• _HOW TO COMPLETE THIS TASK_: Please print every line of the listing, unchanged.

• _EXTRACTED DATA_:

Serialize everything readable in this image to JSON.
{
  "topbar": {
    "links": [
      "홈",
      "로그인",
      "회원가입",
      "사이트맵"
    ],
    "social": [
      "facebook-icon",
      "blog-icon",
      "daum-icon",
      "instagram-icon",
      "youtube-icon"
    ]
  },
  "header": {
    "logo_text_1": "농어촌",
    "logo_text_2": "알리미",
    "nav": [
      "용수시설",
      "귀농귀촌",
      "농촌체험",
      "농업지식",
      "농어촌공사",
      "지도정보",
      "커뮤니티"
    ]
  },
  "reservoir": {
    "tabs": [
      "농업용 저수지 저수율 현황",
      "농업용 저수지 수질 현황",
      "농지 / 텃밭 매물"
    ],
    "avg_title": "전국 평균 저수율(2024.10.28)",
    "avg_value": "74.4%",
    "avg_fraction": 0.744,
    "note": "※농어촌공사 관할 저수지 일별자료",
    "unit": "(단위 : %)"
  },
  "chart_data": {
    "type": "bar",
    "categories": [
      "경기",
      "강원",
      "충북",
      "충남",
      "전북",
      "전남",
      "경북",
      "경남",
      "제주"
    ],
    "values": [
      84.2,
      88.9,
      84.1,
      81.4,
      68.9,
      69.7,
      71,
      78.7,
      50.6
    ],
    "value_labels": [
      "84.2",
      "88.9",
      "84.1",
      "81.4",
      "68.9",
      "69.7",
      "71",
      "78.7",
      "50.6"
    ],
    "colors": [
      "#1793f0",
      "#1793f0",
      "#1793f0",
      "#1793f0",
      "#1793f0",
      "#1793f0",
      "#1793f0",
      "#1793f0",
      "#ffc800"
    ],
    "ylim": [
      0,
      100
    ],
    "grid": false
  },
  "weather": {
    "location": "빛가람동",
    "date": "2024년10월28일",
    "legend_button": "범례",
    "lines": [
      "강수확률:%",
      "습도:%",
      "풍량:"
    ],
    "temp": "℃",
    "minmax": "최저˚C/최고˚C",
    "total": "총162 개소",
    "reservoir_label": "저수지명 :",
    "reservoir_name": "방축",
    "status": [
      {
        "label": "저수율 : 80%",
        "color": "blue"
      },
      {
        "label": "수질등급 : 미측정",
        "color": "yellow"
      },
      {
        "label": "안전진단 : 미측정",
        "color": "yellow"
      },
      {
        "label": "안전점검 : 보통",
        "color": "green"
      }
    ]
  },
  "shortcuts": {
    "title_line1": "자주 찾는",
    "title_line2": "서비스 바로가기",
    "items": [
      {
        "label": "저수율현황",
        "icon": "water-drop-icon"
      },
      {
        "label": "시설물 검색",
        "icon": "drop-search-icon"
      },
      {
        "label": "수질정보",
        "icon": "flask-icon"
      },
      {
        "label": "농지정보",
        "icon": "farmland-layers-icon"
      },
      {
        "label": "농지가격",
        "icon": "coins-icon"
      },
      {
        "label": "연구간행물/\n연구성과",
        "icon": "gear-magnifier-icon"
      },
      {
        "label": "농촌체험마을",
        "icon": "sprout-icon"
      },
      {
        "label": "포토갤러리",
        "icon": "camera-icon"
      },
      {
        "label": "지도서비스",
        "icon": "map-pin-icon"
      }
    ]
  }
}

• _TASK RESULT_:
Serialize everything readable in this image to JSON.
{
  "topbar": {
    "links": [
      "홈",
      "로그인",
      "회원가입",
      "사이트맵"
    ],
    "social": [
      "facebook-icon",
      "blog-icon",
      "daum-icon",
      "instagram-icon",
      "youtube-icon"
    ]
  },
  "header": {
    "logo_text_1": "농어촌",
    "logo_text_2": "알리미",
    "nav": [
      "용수시설",
      "귀농귀촌",
      "농촌체험",
      "농업지식",
      "농어촌공사",
      "지도정보",
      "커뮤니티"
    ]
  },
  "reservoir": {
    "tabs": [
      "농업용 저수지 저수율 현황",
      "농업용 저수지 수질 현황",
      "농지 / 텃밭 매물"
    ],
    "avg_title": "전국 평균 저수율(2024.10.28)",
    "avg_value": "74.4%",
    "avg_fraction": 0.744,
    "note": "※농어촌공사 관할 저수지 일별자료",
    "unit": "(단위 : %)"
  },
  "chart_data": {
    "type": "bar",
    "categories": [
      "경기",
      "강원",
      "충북",
      "충남",
      "전북",
      "전남",
      "경북",
      "경남",
      "제주"
    ],
    "values": [
      84.2,
      88.9,
      84.1,
      81.4,
      68.9,
      69.7,
      71,
      78.7,
      50.6
    ],
    "value_labels": [
      "84.2",
      "88.9",
      "84.1",
      "81.4",
      "68.9",
      "69.7",
      "71",
      "78.7",
      "50.6"
    ],
    "colors": [
      "#1793f0",
      "#1793f0",
      "#1793f0",
      "#1793f0",
      "#1793f0",
      "#1793f0",
      "#1793f0",
      "#1793f0",
      "#ffc800"
    ],
    "ylim": [
      0,
      100
    ],
    "grid": false
  },
  "weather": {
    "location": "빛가람동",
    "date": "2024년10월28일",
    "legend_button": "범례",
    "lines": [
      "강수확률:%",
      "습도:%",
      "풍량:"
    ],
    "temp": "℃",
    "minmax": "최저˚C/최고˚C",
    "total": "총162 개소",
    "reservoir_label": "저수지명 :",
    "reservoir_name": "방축",
    "status": [
      {
        "label": "저수율 : 80%",
        "color": "blue"
      },
      {
        "label": "수질등급 : 미측정",
        "color": "yellow"
      },
      {
        "label": "안전진단 : 미측정",
        "color": "yellow"
      },
      {
        "label": "안전점검 : 보통",
        "color": "green"
      }
    ]
  },
  "shortcuts": {
    "title_line1": "자주 찾는",
    "title_line2": "서비스 바로가기",
    "items": [
      {
        "label": "저수율현황",
        "icon": "water-drop-icon"
      },
      {
        "label": "시설물 검색",
        "icon": "drop-search-icon"
      },
      {
        "label": "수질정보",
        "icon": "flask-icon"
      },
      {
        "label": "농지정보",
        "icon": "farmland-layers-icon"
      },
      {
        "label": "농지가격",
        "icon": "coins-icon"
      },
      {
        "label": "연구간행물/\n연구성과",
        "icon": "gear-magnifier-icon"
      },
      {
        "label": "농촌체험마을",
        "icon": "sprout-icon"
      },
      {
        "label": "포토갤러리",
        "icon": "camera-icon"
      },
      {
        "label": "지도서비스",
        "icon": "map-pin-icon"
      }
    ]
  }
}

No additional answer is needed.